═════ Source data
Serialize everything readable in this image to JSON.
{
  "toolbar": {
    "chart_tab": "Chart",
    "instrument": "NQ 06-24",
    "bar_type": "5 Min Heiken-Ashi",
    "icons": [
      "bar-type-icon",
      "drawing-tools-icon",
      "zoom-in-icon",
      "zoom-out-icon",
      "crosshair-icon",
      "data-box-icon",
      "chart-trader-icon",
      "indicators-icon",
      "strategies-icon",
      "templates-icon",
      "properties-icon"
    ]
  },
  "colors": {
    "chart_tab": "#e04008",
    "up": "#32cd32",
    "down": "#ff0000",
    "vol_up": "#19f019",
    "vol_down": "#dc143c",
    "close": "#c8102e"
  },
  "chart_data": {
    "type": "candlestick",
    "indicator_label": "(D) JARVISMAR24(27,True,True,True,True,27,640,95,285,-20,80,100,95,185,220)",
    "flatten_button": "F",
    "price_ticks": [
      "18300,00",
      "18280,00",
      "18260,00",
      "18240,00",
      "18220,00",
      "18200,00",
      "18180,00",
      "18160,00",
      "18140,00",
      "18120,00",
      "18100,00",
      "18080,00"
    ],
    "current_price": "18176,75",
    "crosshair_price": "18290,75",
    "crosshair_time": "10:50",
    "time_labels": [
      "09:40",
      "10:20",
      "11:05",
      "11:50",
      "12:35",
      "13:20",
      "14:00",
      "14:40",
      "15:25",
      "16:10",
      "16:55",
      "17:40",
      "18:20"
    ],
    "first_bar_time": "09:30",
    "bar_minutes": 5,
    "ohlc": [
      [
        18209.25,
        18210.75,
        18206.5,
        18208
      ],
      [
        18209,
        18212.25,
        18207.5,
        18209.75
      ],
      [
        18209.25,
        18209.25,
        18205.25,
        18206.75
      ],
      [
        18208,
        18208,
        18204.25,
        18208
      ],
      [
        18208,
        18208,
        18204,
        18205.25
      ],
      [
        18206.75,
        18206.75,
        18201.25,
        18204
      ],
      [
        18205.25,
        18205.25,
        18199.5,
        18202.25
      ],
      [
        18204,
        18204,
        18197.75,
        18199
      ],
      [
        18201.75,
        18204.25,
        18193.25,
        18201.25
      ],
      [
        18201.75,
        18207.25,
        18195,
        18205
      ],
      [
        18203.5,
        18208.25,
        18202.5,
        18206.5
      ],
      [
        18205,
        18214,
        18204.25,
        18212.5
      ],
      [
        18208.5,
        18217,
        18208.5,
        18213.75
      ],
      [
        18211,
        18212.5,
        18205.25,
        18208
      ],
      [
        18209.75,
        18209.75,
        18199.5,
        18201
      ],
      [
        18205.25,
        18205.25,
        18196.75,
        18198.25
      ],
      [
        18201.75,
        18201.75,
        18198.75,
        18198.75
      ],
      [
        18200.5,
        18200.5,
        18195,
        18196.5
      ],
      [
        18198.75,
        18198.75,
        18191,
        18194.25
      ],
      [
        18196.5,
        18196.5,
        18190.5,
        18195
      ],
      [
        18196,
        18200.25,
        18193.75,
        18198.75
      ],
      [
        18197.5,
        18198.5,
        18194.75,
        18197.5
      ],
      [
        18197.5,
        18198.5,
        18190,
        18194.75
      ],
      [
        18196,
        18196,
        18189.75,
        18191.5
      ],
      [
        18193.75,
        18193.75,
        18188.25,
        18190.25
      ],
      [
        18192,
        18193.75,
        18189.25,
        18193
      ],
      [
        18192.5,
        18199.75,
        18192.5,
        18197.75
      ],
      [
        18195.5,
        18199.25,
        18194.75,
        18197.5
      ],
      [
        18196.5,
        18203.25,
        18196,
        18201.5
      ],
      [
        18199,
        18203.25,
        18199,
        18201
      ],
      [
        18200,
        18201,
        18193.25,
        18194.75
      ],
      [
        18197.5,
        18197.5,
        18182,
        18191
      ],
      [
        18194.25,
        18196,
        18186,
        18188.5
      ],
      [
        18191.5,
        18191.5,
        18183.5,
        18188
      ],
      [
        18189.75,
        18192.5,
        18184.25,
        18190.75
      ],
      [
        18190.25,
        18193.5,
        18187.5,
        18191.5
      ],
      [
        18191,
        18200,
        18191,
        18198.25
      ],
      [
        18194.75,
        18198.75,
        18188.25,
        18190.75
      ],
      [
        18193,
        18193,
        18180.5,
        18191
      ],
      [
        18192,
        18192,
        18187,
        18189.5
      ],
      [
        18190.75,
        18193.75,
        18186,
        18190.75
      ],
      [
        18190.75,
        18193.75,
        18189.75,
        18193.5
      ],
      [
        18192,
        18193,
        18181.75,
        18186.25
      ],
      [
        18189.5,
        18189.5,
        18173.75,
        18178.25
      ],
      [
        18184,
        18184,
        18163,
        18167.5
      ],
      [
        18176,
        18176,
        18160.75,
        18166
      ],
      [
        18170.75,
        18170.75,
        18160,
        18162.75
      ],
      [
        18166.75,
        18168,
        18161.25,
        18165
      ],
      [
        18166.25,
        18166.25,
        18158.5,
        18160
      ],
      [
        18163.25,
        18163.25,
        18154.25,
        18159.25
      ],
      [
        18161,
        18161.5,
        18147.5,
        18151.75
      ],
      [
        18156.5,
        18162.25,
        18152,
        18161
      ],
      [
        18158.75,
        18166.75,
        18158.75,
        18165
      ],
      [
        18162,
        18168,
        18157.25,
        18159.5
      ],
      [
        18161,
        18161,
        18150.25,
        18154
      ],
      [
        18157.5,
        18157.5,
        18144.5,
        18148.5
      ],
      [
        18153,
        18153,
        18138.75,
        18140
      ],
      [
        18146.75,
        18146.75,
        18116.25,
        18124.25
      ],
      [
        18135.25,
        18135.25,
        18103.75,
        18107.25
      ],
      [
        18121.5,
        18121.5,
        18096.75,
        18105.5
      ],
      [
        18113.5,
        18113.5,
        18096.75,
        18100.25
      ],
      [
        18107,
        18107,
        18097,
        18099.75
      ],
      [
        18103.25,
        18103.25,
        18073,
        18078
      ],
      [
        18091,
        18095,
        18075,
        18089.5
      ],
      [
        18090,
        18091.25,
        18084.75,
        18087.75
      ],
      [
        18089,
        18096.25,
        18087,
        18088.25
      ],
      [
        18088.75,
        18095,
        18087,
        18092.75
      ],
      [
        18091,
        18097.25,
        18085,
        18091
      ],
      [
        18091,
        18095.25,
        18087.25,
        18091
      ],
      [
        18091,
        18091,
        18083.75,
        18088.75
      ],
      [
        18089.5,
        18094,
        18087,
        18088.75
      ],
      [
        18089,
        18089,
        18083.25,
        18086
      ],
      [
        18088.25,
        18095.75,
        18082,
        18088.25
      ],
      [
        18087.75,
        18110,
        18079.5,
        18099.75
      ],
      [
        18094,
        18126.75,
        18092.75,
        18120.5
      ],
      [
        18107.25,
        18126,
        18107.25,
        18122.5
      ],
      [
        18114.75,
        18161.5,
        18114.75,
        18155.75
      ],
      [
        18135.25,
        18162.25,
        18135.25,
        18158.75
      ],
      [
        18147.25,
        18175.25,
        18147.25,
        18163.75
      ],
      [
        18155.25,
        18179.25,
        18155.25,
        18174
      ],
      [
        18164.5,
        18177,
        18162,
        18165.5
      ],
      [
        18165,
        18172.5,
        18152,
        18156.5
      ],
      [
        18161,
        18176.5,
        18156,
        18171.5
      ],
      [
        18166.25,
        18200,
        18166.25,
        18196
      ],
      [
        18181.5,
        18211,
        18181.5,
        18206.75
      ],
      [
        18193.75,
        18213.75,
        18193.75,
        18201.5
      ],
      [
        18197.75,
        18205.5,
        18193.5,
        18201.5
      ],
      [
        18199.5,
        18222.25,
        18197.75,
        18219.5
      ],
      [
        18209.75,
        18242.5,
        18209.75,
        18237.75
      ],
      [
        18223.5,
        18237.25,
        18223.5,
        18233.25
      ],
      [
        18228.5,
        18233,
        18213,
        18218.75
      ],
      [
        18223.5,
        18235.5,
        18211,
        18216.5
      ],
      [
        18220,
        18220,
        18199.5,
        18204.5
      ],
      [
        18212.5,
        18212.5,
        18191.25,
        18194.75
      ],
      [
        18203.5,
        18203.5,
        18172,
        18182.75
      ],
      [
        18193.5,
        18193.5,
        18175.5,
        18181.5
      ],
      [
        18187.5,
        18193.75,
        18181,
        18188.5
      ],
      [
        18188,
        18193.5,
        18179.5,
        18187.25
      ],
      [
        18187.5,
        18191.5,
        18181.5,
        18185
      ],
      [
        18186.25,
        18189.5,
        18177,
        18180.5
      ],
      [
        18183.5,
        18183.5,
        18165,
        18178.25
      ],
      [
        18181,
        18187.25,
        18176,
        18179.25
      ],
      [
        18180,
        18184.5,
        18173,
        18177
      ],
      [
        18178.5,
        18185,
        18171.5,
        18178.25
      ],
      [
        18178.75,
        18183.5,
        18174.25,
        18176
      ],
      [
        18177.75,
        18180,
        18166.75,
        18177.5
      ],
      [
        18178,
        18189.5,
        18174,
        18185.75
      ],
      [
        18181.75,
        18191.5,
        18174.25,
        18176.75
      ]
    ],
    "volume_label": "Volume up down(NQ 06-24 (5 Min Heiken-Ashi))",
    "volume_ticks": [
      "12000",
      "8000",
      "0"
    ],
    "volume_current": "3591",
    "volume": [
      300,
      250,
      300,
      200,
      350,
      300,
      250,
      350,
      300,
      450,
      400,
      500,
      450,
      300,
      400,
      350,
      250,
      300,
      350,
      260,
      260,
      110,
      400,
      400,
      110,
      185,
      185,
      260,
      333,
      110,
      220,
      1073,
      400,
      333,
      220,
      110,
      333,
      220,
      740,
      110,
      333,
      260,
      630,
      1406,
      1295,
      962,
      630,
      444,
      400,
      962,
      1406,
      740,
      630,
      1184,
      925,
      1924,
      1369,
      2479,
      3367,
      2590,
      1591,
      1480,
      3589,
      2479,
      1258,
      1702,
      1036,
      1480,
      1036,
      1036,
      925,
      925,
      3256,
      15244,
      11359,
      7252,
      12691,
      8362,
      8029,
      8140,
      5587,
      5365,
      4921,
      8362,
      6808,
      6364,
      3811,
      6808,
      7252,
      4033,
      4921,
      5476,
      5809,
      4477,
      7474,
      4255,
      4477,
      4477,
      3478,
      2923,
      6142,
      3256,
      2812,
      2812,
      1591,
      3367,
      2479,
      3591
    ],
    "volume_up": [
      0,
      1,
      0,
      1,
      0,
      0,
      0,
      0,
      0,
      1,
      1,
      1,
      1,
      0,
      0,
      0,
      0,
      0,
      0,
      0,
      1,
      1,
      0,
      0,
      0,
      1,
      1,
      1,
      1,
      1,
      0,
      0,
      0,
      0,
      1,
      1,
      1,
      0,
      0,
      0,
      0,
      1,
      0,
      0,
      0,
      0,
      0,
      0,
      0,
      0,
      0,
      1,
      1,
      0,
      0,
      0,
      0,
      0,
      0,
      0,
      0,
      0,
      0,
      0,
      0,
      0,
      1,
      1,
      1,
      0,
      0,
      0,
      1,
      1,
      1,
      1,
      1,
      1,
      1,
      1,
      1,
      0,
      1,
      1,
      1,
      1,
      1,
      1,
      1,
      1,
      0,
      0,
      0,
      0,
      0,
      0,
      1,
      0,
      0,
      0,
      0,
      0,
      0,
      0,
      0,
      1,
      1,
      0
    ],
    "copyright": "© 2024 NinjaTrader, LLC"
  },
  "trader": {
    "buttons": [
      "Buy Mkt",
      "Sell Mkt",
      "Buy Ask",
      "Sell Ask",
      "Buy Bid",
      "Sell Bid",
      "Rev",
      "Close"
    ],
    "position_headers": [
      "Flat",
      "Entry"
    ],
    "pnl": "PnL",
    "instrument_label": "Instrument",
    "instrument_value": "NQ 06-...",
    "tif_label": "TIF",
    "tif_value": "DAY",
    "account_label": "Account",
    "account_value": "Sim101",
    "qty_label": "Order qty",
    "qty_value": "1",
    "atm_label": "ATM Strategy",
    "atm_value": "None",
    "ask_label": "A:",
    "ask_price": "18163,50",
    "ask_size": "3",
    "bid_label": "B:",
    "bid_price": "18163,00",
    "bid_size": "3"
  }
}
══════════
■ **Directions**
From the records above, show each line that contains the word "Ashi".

■ **Solution**
    "bar_type": "5 Min Heiken-Ashi",
    "volume_label": "Volume up down(NQ 06-24 (5 Min Heiken-Ashi))",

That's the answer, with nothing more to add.